* _TASK BRIEF_
Pick out the lines below that contain the string "JSON" and copy them all.

(Website and app data records)
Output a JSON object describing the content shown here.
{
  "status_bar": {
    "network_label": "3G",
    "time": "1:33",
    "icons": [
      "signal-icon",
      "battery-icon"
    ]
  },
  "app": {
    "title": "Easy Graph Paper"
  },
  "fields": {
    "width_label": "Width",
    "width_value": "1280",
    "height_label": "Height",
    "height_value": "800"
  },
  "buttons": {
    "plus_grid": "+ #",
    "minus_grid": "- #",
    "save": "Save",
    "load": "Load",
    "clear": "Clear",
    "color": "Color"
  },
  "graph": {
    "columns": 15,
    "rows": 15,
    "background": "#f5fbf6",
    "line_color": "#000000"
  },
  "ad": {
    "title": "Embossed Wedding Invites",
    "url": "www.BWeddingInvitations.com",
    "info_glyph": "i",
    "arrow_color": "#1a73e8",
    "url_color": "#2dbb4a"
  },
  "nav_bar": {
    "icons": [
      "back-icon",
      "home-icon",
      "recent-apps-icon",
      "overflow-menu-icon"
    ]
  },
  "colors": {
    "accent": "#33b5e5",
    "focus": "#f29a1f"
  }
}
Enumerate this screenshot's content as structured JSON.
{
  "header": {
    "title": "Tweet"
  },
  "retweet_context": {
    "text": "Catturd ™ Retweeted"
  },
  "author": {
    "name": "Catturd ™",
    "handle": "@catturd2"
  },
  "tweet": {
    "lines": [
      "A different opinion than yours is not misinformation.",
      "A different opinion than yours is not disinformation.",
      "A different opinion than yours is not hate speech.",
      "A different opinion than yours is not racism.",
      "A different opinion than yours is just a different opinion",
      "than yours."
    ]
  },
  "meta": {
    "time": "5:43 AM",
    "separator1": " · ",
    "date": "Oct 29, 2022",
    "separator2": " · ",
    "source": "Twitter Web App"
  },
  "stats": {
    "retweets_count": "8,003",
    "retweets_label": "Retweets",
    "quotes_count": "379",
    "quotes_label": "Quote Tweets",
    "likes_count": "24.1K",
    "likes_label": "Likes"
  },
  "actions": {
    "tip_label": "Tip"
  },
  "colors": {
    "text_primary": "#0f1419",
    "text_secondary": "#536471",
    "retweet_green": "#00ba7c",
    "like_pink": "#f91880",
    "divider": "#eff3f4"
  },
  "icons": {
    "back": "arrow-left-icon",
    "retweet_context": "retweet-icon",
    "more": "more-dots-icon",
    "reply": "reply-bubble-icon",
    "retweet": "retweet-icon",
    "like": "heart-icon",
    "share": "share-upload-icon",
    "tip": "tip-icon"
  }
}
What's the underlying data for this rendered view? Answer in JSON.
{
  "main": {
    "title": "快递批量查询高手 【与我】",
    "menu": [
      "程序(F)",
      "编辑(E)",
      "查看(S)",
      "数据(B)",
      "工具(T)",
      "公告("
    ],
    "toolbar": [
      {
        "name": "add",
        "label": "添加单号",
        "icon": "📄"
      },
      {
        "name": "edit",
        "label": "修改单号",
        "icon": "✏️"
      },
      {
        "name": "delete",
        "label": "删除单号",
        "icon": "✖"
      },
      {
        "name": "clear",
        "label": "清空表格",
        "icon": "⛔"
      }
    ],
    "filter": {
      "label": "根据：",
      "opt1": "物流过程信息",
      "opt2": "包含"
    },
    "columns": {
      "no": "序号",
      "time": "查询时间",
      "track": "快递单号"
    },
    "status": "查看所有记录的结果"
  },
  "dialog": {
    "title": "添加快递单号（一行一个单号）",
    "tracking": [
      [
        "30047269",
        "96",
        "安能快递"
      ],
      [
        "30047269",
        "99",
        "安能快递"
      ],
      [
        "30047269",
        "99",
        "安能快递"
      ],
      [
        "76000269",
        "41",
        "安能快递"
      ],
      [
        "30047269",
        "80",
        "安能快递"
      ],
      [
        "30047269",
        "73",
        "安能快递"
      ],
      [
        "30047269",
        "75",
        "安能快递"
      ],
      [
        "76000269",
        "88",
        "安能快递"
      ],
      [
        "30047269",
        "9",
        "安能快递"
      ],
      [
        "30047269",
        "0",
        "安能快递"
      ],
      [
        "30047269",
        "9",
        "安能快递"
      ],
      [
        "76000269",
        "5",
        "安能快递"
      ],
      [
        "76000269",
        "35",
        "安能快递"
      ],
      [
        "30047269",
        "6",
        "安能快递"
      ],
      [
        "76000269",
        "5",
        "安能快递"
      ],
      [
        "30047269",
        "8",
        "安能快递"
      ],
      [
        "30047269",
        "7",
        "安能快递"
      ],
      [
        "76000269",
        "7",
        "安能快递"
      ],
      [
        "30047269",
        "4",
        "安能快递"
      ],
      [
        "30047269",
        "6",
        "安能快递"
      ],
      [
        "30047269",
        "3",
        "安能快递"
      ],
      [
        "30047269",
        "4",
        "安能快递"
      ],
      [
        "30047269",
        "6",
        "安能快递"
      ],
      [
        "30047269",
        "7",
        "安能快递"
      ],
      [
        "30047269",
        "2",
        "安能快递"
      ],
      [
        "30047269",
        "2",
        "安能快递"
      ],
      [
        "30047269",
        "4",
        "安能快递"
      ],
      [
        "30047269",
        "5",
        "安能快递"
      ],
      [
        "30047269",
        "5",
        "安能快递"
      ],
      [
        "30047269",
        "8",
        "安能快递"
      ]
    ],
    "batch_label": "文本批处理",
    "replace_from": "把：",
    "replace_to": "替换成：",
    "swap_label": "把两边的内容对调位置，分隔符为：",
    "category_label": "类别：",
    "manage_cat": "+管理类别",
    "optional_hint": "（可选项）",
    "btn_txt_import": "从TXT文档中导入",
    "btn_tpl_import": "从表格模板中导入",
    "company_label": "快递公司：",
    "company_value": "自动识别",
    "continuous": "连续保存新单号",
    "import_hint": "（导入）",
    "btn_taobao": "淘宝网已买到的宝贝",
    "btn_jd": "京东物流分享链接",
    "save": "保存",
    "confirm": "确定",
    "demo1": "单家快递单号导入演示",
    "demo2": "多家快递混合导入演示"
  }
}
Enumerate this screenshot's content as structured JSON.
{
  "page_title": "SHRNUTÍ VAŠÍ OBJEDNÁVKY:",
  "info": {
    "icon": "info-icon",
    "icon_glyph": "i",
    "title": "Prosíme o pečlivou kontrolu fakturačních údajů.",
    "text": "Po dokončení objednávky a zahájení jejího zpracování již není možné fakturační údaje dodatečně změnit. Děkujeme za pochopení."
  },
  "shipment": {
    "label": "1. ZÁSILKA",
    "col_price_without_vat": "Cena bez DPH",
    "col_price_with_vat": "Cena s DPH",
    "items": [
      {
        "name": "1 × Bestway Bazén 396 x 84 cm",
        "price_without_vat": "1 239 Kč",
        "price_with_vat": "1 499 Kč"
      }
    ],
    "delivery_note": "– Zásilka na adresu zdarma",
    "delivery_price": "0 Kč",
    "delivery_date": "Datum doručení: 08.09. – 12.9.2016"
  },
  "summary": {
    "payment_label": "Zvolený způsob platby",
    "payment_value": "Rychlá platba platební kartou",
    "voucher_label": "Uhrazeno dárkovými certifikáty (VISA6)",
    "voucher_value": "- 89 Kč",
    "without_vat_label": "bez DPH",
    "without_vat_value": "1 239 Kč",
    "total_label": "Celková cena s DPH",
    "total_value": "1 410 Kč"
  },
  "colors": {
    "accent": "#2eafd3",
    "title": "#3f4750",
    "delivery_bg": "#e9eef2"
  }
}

* _RESULT FOR THIS TASK_
Output a JSON object describing the content shown here.
Enumerate this screenshot's content as structured JSON.
What's the underlying data for this rendered view? Answer in JSON.
Enumerate this screenshot's content as structured JSON.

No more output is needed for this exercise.